If I were a cartoon character, I’d be the one with the exploding head. That’s what it felt like when the realization hit me.
Happy hour would have to be delayed. We desperately went through another round of digging through the trailer looking for the intruder. Tearing apart the bedding and mattress, looking through cabinets, and so on. No chipmunk. Well, surely it left this time. We convinced ourselves that the new hole was its gateway to freedom and the saga was over.
We were wrong again
The next morning we awoke to the Adventure Dog being unusually animated. We assumed he just needed to go out for a relief session but his behavior was a bit off. My dear man took him out and came back to bed. Moments later we heard a commotion in the kitchen. Our stainless steel cocktail glasses make a distinct sound. We knew something was in the sink. We thought it was a mouse. (More on that in a bit.)
We jumped out of bed and saw the chipmunk scrambling towards the rear window of the trailer, looking for an exit. It had none and, startled by our arrival, dove beneath the bench. We hastily threw on some clothes and I raced out the door to the back of the trailer to open the toy hauler ramp.

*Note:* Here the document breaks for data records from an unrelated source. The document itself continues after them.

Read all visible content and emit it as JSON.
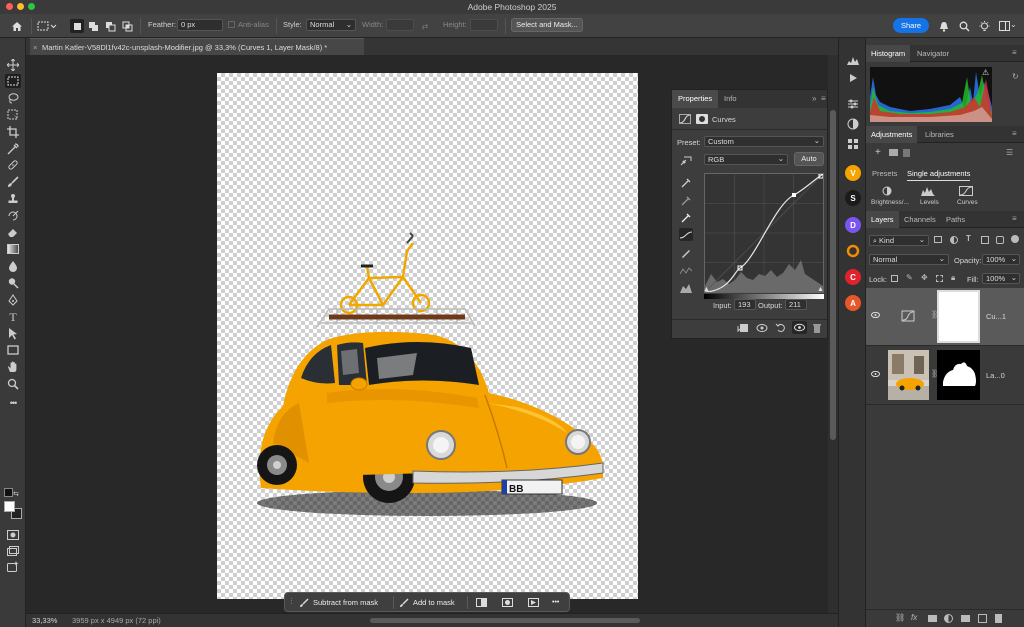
{
  "app_title": "Adobe Photoshop 2025",
  "options_bar": {
    "feather_label": "Feather:",
    "feather_value": "0 px",
    "anti_alias_label": "Anti-alias",
    "style_label": "Style:",
    "style_value": "Normal",
    "width_label": "Width:",
    "height_label": "Height:",
    "select_mask_button": "Select and Mask...",
    "share_button": "Share"
  },
  "document_tab": {
    "title": "Martin Katler-V58Dl1fv42c-unsplash-Modifier.jpg @ 33,3% (Curves 1, Layer Mask/8) *"
  },
  "status_bar": {
    "zoom": "33,33%",
    "doc_info": "3959 px x 4949 px (72 ppi)"
  },
  "context_bar": {
    "subtract_label": "Subtract from mask",
    "add_label": "Add to mask",
    "more_label": "•••"
  },
  "properties": {
    "tabs": [
      "Properties",
      "Info"
    ],
    "adjustment_name": "Curves",
    "preset_label": "Preset:",
    "preset_value": "Custom",
    "channel_value": "RGB",
    "auto_button": "Auto",
    "input_label": "Input:",
    "input_value": "193",
    "output_label": "Output:",
    "output_value": "211"
  },
  "histogram_panel": {
    "tabs": [
      "Histogram",
      "Navigator"
    ]
  },
  "adjustments_panel": {
    "tabs": [
      "Adjustments",
      "Libraries"
    ],
    "subtabs": [
      "Presets",
      "Single adjustments"
    ],
    "items": [
      "Brightness/...",
      "Levels",
      "Curves"
    ]
  },
  "layers_panel": {
    "tabs": [
      "Layers",
      "Channels",
      "Paths"
    ],
    "filter_value": "Kind",
    "blend_mode": "Normal",
    "opacity_label": "Opacity:",
    "opacity_value": "100%",
    "lock_label": "Lock:",
    "fill_label": "Fill:",
    "fill_value": "100%",
    "layers": [
      {
        "name": "Cu...1"
      },
      {
        "name": "La...0"
      }
    ]
  },
  "right_strip_badges": [
    "V",
    "S",
    "D",
    "C",
    "A"
  ],
  "colors": {
    "accent": "#1473e6",
    "car_yellow": "#f5a300",
    "panel_bg": "#3a3a3a"
  }
}
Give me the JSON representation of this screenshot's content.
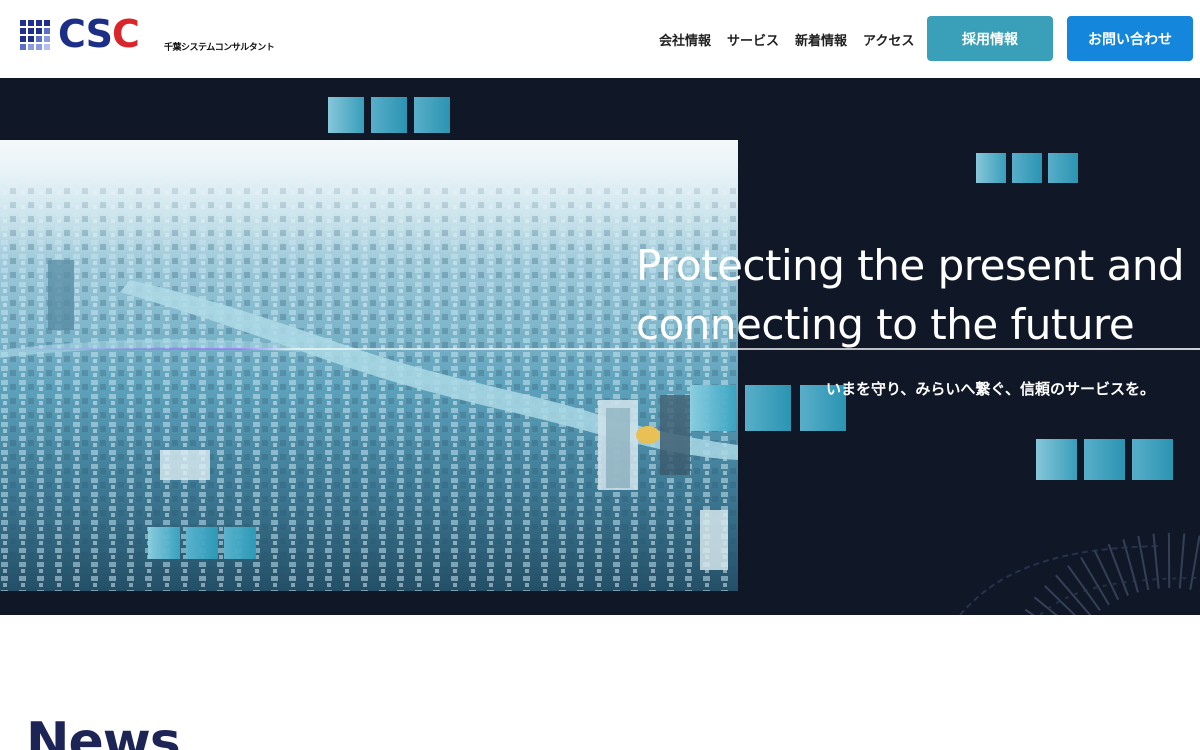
{
  "header": {
    "logo_text_main": "CS",
    "logo_text_accent": "C",
    "logo_subtitle": "千葉システムコンサルタント",
    "nav": [
      {
        "label": "会社情報"
      },
      {
        "label": "サービス"
      },
      {
        "label": "新着情報"
      },
      {
        "label": "アクセス"
      }
    ],
    "recruit_label": "採用情報",
    "contact_label": "お問い合わせ"
  },
  "hero": {
    "title_line1": "Protecting the present and",
    "title_line2": "connecting to the future",
    "subtitle": "いまを守り、みらいへ繋ぐ、信頼のサービスを。"
  },
  "news": {
    "heading": "News"
  },
  "colors": {
    "brand_navy": "#1d2e86",
    "brand_red": "#d9262d",
    "recruit_button": "#3a9fb8",
    "contact_button": "#1486dc",
    "hero_background": "#101827",
    "accent_squares": "#2c9bb9"
  }
}
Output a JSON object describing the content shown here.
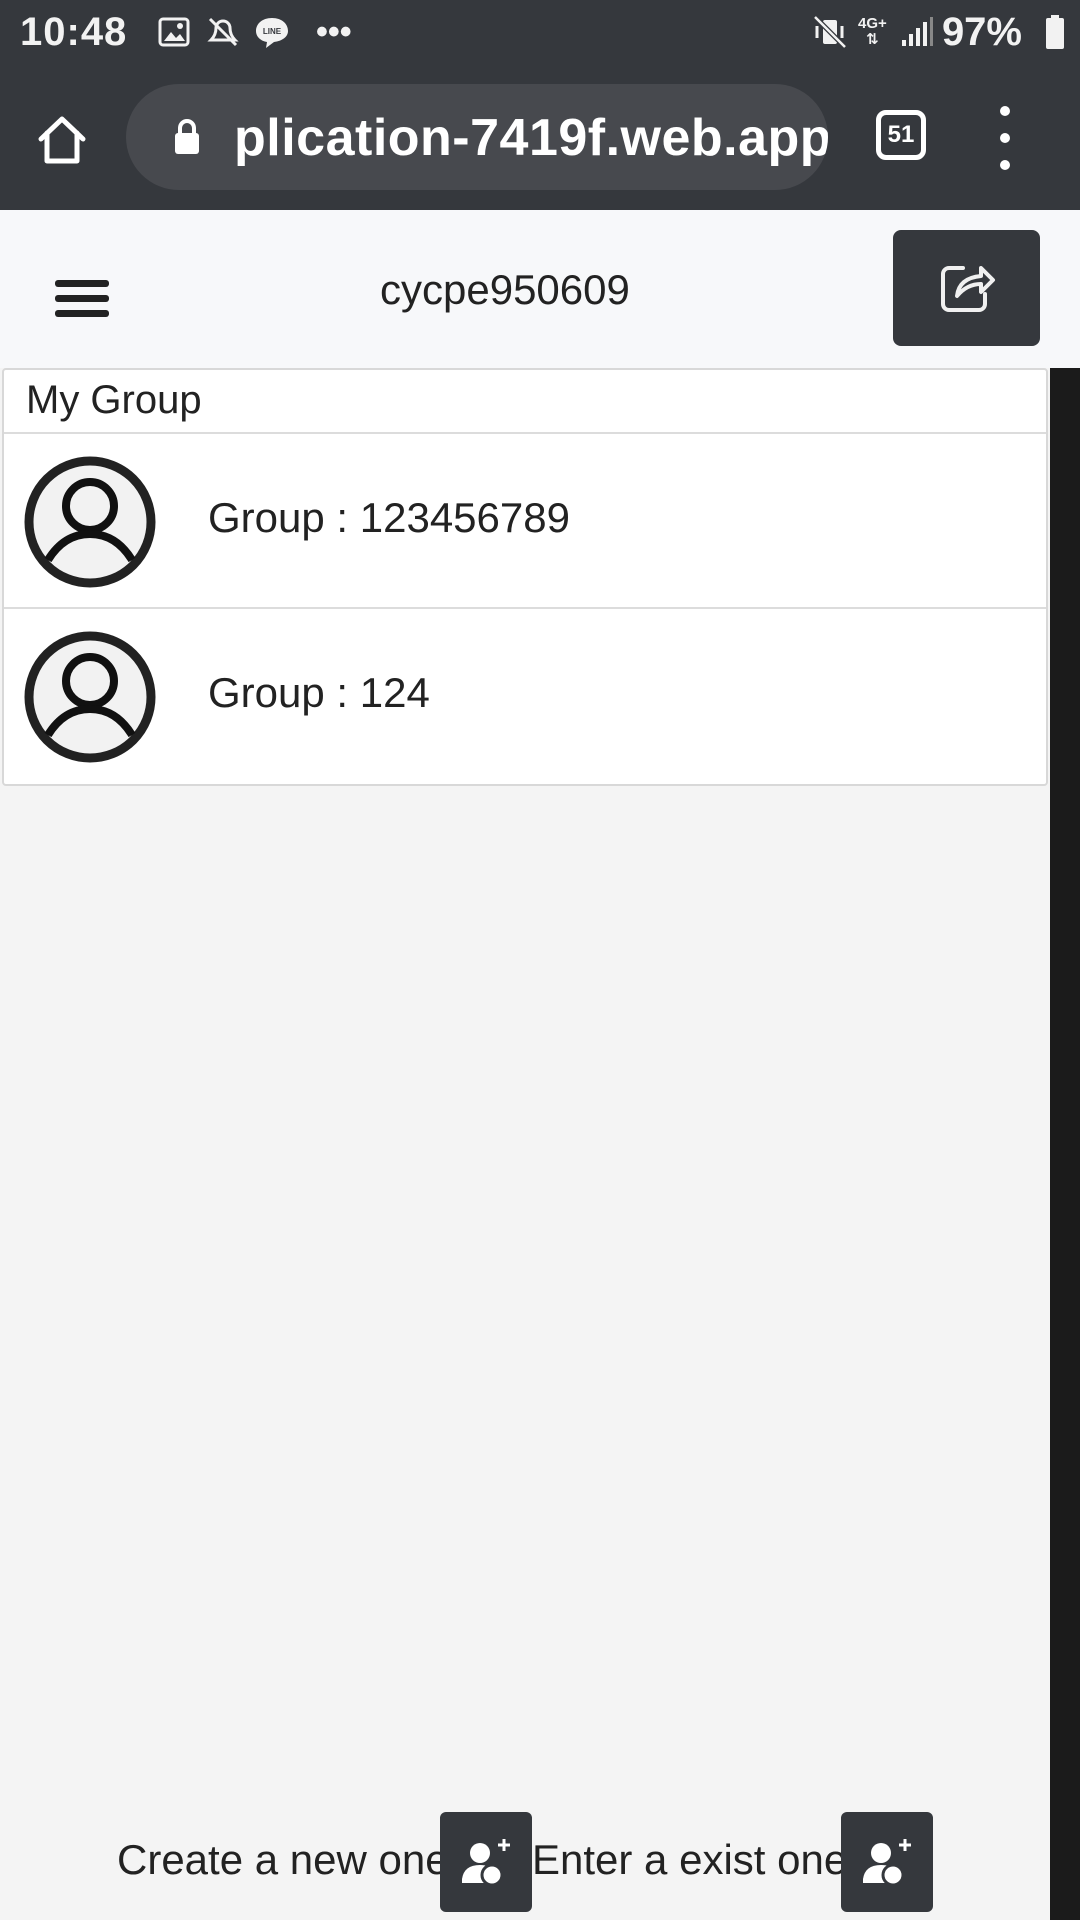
{
  "status_bar": {
    "time": "10:48",
    "battery": "97%",
    "icons": [
      "image-icon",
      "notification-off-icon",
      "line-app-icon",
      "more-notifications-icon",
      "mute-vibrate-icon",
      "4g-icon",
      "signal-icon",
      "battery-icon"
    ],
    "dots": "•••",
    "network": "4G+"
  },
  "browser": {
    "url": "plication-7419f.web.app",
    "tab_count": "51"
  },
  "header": {
    "title": "cycpe950609"
  },
  "group_list": {
    "title": "My Group",
    "items": [
      {
        "label": "Group : 123456789"
      },
      {
        "label": "Group : 124"
      }
    ]
  },
  "actions": {
    "create_label": "Create a new one",
    "enter_label": "Enter a exist one"
  },
  "colors": {
    "dark_bar": "#35383d",
    "page_bg": "#f4f4f4"
  }
}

We yanked up the rear screen to give it a clear exit, pulled off the bench cushions and lifted one bench. It ran under the other bench. We lifted that one. The frightened animal was cowering between my riding boots and my camera-gear backpack. We swished it out with the broom and it frantically ran to freedom.
It was not exactly a relaxing morning. We were so baffled how it kept getting in. In reality it never left. It’s just an expert at hide-and-seek.

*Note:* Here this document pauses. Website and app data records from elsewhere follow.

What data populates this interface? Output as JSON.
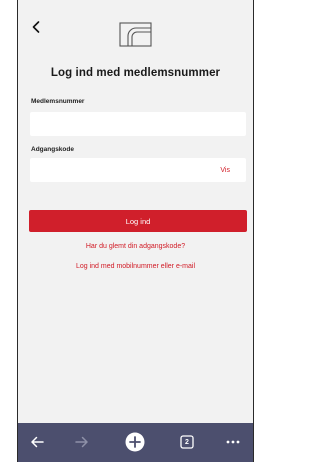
{
  "header": {
    "back_icon": "chevron-left-icon",
    "logo_icon": "card-logo-icon"
  },
  "form": {
    "title": "Log ind med medlemsnummer",
    "member_label": "Medlemsnummer",
    "member_value": "",
    "password_label": "Adgangskode",
    "password_value": "",
    "show_password": "Vis",
    "submit": "Log ind",
    "forgot_link": "Har du glemt din adgangskode?",
    "alt_login_link": "Log ind med mobilnummer eller e-mail"
  },
  "browser_bar": {
    "tab_count": "2",
    "icons": [
      "arrow-left-icon",
      "arrow-right-icon",
      "plus-circle-icon",
      "tabs-icon",
      "more-icon"
    ]
  },
  "colors": {
    "accent": "#d01f2b",
    "link": "#d11a25",
    "background": "#f2f2f2",
    "bottom_bar": "#4c4f6e"
  }
}
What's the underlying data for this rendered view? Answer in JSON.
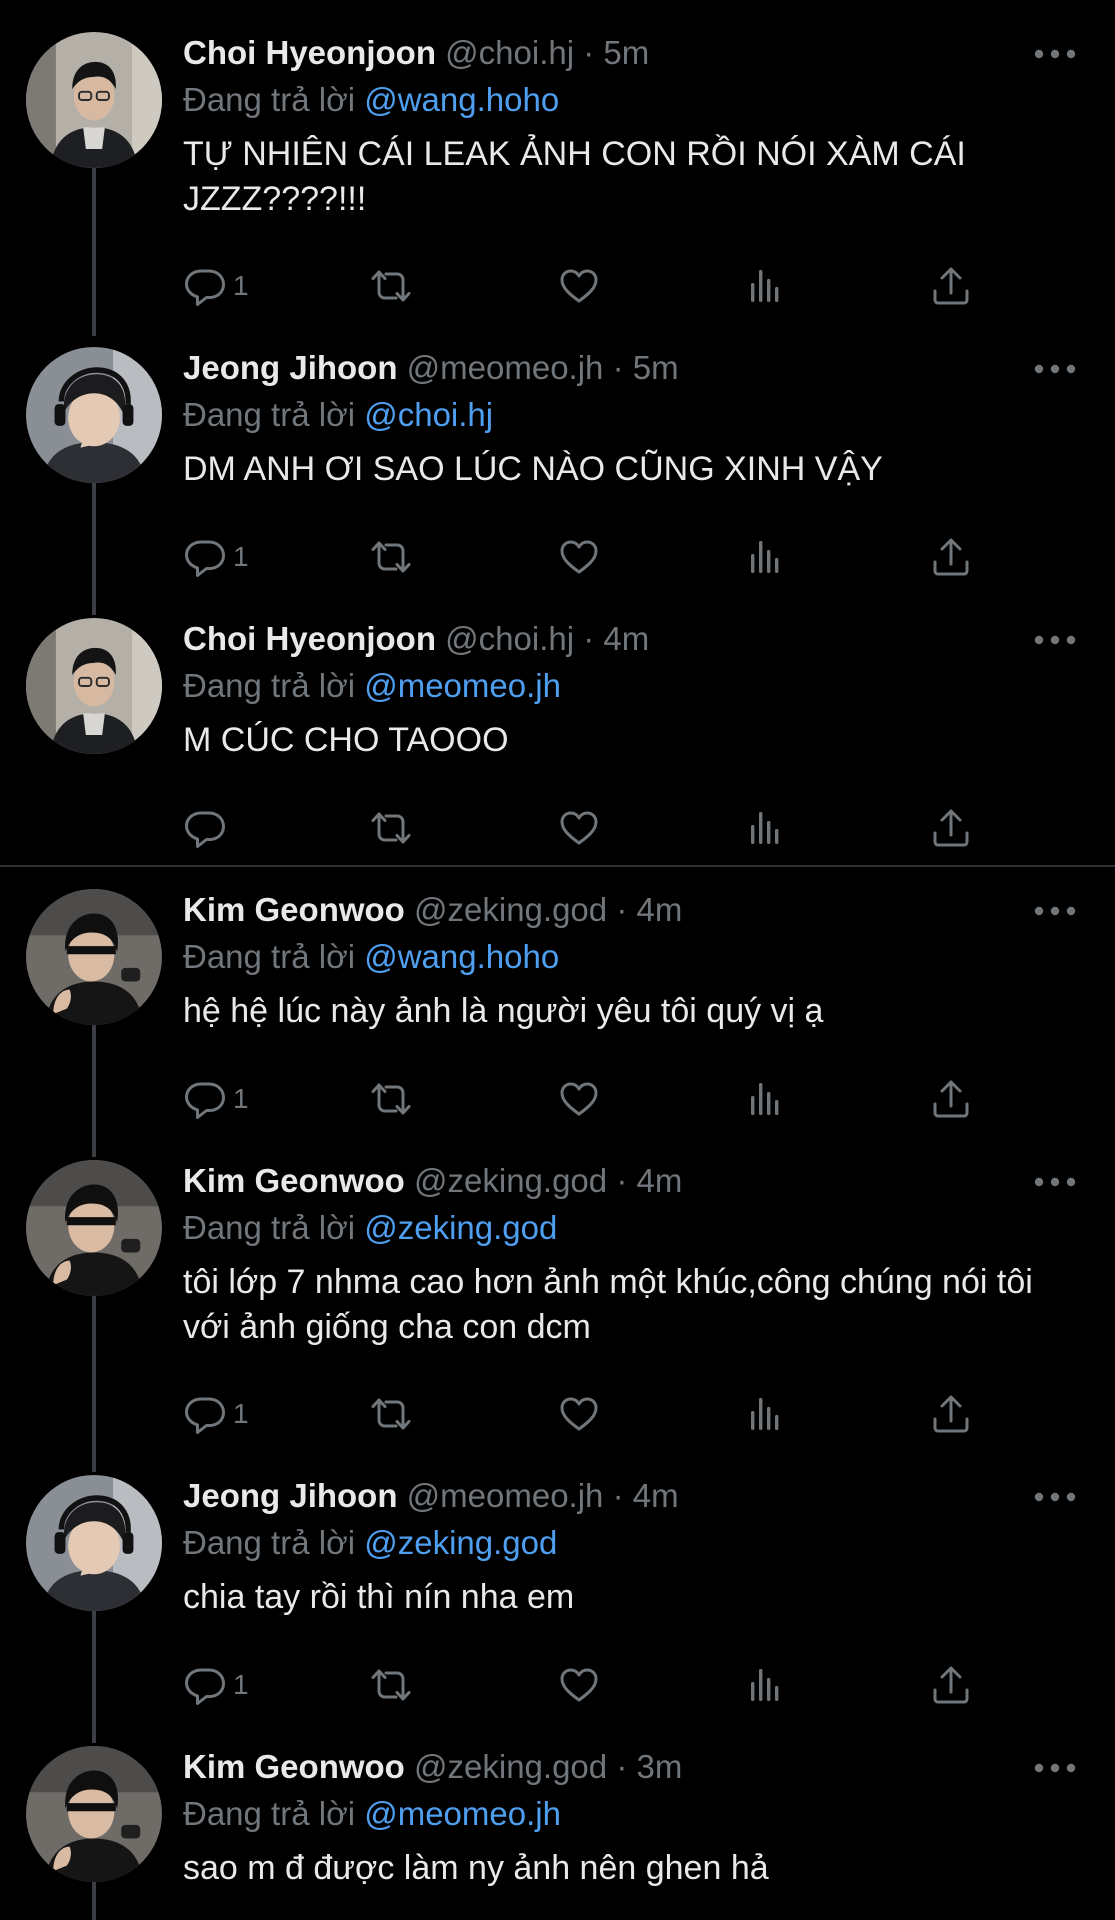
{
  "reply_label": "Đang trả lời",
  "colors": {
    "background": "#000000",
    "text": "#e7e9ea",
    "muted": "#71767b",
    "mention": "#4f9ff0",
    "rail": "#3b3f44"
  },
  "icons": {
    "more": "more-horizontal-icon",
    "reply": "reply-bubble-icon",
    "retweet": "retweet-icon",
    "like": "heart-icon",
    "views": "views-bar-chart-icon",
    "share": "share-upload-icon"
  },
  "tweets": [
    {
      "name": "Choi Hyeonjoon",
      "handle": "@choi.hj",
      "dot": "·",
      "time": "5m",
      "reply_to": "@wang.hoho",
      "text": "TỰ NHIÊN CÁI LEAK ẢNH CON RỒI NÓI XÀM CÁI JZZZ????!!!",
      "reply_count": "1"
    },
    {
      "name": "Jeong Jihoon",
      "handle": "@meomeo.jh",
      "dot": "·",
      "time": "5m",
      "reply_to": "@choi.hj",
      "text": "DM ANH ƠI SAO LÚC NÀO CŨNG XINH VẬY",
      "reply_count": "1"
    },
    {
      "name": "Choi Hyeonjoon",
      "handle": "@choi.hj",
      "dot": "·",
      "time": "4m",
      "reply_to": "@meomeo.jh",
      "text": "M CÚC CHO TAOOO",
      "reply_count": ""
    },
    {
      "name": "Kim Geonwoo",
      "handle": "@zeking.god",
      "dot": "·",
      "time": "4m",
      "reply_to": "@wang.hoho",
      "text": "hệ hệ lúc này ảnh là người yêu tôi quý vị ạ",
      "reply_count": "1"
    },
    {
      "name": "Kim Geonwoo",
      "handle": "@zeking.god",
      "dot": "·",
      "time": "4m",
      "reply_to": "@zeking.god",
      "text": "tôi lớp 7 nhma cao hơn ảnh một khúc,công chúng nói tôi với ảnh giống cha con dcm",
      "reply_count": "1"
    },
    {
      "name": "Jeong Jihoon",
      "handle": "@meomeo.jh",
      "dot": "·",
      "time": "4m",
      "reply_to": "@zeking.god",
      "text": "chia tay rồi thì nín nha em",
      "reply_count": "1"
    },
    {
      "name": "Kim Geonwoo",
      "handle": "@zeking.god",
      "dot": "·",
      "time": "3m",
      "reply_to": "@meomeo.jh",
      "text": "sao m đ được làm ny ảnh nên ghen hả",
      "reply_count": ""
    }
  ]
}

At happy hour that evening, my dear man said “I think now I understand why some people don’t like camping.”
Are we living the dream yet?
Eight months on the road so far. You’d think we’d be settled in by now. We are decidedly not. I summarized some of our struggles a few months ago.
But guess what? It gets worse.
Because the prologue to the chipmunk drama is that we’ve been battling a mouse invasion for over a week now. That was the driving force behind the need to make the big trip to town to resupply compromised food and buy more mouse traps and other deterrents.
We’ve spent hours and hours every day cleaning up after them, reconfiguring our food storage, emptying traps (the body count is at nine so far), and figuring out how to defeat them. Our 200-square-foot home has been a battleground.
We know we need to get under the trailer and start sealing up entry points. Yet another big job to do and there are only so many hours in the day. And we’re worn out.
So no, definitely not living the dream yet. Send more whiskey, please. This was definitely not in the brochure.
Adventure on, friends! One way or another…
Nancy Foote says
Maybe you need an Adventure Cat…
Val Weston says
Hahaha! I tried to talk my friend’s cat into giving Toby lessons over Zoom. Of course, being a cat, was not at all interested. 😀
That is hilarious. Thanks for the heads up…I’m considering a visit to Great Basin at the end of September. I’m working on my “rolling bubble” (i.e., 4Runner) so I can live in splendid isolation on the road for a month. No fair letting you have all the fun. Maybe our paths will cross!
Val Weston says
Yeah, the chipmunks are SUPER habituated. They know where the good food is — in camp! Best cell signal is at Baker Creek Campground, lower loop. But 3 miles of washboards to get there. It’s got AT&T 4G. Verizon is extended 3G there and practically useless. But Upper Lehman camp has been renovated and is absolutely wonderful now if you don’t mind being off-grid.
Keep me posted on your plans. We’re planning on being back on the ranch by the end of September after things start cooling down so we can make some progress on the homestead. We promised ourselves a do-over at Great Basin though. What a wonderful park and we didn’t get to enjoy it much at all. Try, try again… 😉